Human-Animal Conflict

    0
    484

    In News

    • Recently, the Minister of State for Forest, Environment and Climate Change has tabled data on human-animal conflict in Lok Sabha.

    Key Findings

    • Different modes of killing amongst Elephants (Between 2018-19 and 2020-21)
      • 222 elephants were killed by electrocution across the country
      • 45 by trains: Odisha (12 out of 45) also had the highest number of elephant deaths caused by trains, followed by West Bengal (11) and Assam (9). 
      • 29 by poachers: Poaching deaths were highest in Meghalaya (12 out of 29) while poisoning deaths were highest in Assam (9 out of 11, including 8 in 2018-19 alone).
      • 11 by poisoning. 
    • Tiger killing: 
      • Among tigers, too, 29 were killed by poaching between 2019 and 2021, while 197 tiger deaths are under scrutiny. 
    • Human casualties of conflict with animals: 
      • Elephants killed 1,579 humans in three years:
        • 585 in 2019-20, 
        • 461 in 2020-21, and 
        • 533 in 2021-22. 

    Image Courtesy: IE 

    • States wise for elephant killing: 
      • Odisha accounted for the highest number of these deaths at 322, followed by Jharkhand at 291 (including 133 in 2021-22 alone), West Bengal at 240, Assam at 229, Chhattisgarh at 183, and Tamil Nadu at 152.
    • Tigers killed 125 humans in reserves between 2019 and 2021. 
      • Maharashtra accounted for nearly half these deaths, at 61. 

    Image Courtesy: IE 

    Human-animal Conflict

    • About: 
      • It refers to the interaction between wild animals and humans which results in a negative impact on people, animals, resources, and habitats. 
      • It occurs when growing human populations overlap with established wildlife territory which creates competition for space and resources.
      • Conflicts between the man and animal have occurred since the dawn of humanity.
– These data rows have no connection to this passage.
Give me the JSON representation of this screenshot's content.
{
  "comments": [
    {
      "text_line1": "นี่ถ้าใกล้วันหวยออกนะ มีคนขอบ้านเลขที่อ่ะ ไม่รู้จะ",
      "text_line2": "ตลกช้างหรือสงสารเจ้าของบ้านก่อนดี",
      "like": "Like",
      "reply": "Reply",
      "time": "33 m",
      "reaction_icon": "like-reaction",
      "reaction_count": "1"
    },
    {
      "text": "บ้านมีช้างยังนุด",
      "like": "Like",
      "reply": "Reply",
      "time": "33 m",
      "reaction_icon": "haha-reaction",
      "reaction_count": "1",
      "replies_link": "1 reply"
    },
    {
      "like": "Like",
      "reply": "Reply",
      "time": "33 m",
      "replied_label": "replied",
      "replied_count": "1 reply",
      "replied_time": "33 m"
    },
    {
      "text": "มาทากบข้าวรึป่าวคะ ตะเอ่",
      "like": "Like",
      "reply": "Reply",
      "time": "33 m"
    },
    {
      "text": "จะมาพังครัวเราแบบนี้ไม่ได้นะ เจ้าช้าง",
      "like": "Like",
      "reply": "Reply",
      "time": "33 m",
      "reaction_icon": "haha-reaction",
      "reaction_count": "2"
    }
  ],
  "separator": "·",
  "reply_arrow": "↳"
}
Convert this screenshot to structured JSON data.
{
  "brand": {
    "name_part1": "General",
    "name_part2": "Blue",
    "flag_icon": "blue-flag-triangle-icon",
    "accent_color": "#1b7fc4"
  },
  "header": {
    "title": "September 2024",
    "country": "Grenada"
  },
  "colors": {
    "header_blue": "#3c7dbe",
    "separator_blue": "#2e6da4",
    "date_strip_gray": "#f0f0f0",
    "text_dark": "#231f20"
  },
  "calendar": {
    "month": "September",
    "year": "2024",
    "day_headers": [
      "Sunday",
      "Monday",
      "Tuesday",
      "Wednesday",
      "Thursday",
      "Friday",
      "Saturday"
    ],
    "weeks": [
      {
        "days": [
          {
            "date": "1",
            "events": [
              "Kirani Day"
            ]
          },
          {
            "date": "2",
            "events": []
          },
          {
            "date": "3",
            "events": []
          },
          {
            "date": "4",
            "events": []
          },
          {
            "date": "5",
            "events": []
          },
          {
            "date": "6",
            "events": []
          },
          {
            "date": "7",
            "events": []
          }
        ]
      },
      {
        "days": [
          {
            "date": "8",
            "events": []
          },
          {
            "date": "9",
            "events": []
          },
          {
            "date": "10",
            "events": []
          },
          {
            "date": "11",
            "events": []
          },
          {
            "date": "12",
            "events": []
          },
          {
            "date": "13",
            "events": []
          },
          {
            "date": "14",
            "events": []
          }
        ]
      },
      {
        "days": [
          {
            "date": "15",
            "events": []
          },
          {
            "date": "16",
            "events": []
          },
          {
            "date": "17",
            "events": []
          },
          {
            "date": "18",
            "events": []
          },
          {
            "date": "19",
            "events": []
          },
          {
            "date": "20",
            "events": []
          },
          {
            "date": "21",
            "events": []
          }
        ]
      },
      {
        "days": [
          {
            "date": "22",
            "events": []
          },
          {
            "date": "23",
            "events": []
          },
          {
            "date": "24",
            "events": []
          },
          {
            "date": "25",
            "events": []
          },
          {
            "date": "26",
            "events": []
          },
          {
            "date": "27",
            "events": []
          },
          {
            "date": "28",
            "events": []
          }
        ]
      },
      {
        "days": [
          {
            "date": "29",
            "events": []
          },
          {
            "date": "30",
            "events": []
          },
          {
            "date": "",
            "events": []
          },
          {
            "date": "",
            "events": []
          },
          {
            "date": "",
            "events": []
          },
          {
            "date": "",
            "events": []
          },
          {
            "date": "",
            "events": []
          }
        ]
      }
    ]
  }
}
However, it has come to light ever more frequently in recent times.
    • Main causes of human wildlife conflict include: 
      • Habitat loss, 
      • Growth of population of wild animals, 
      • Changing cropping patterns that attract wild animals to farmlands, 
      • Movement of wild animals from forest areas to human dominated landscapes for food and fodder, 
      • Movement of human beings to forests for illegal collection of forest produce, 
      • Habitat degradation due to growth of invasive alien species.

    Preventive Measures

    • Surveillance: Increased vigilance and protection of identified locations using hi-tech surveillance tools like sensors can help in tracking the movement of animals and warn the local population.
    • Improvement of habitat: In-situ and ex-situ habitat conservation measures will help in securing animals their survival.
    • Re-locating of animal habitats away from residential and commercial centres will serve to minimize animal-man conflict for illegal and self-interested motives
    • Awareness Programmes: To create awareness among people and sensitize them about the Do’s and Don’ts in the forest areas to minimize the conflicts between man and animal.
    • Training programs: Training to the police offices and local people should be provided for this purpose and the forest department should frame guidelines.
    • Boundary walls: The construction of boundary walls and solar fences around the sensitive areas to prevent the wild animal attacks. 
    • Technical and financial support: For the development of necessary infrastructure and support facilities for immobilization of problematic animals through tranquilization, their translocation.
    • Crop insurance should be provided in the event of destruction by wild animals.
    • Part of CSR: Safeguarding Tiger corridors, building eco-bridges and such conservation measures can be part of corporate social responsibility.

    Way Ahead

    • A wildlife standing committee with few members and in-depth technical knowledge for evolving effective site-specific plans/ mitigation strategies including recommendations on changing cropping patterns and for taking critical decisions at short notice, empowered under the law, is necessary.
    • The controversial clause in the Wild Life (Protection) Amendment Bill, 2021 that allows the “transfer and transport” of live elephants while recommending that the government could bring in additional checks to allow sale and purchase by religious institutions, should be amended.
    • The well-planned, integrated approaches to managing human-wildlife conflict can reduce conflicts and lead to a form of coexistence between people and animals.

    Source: IE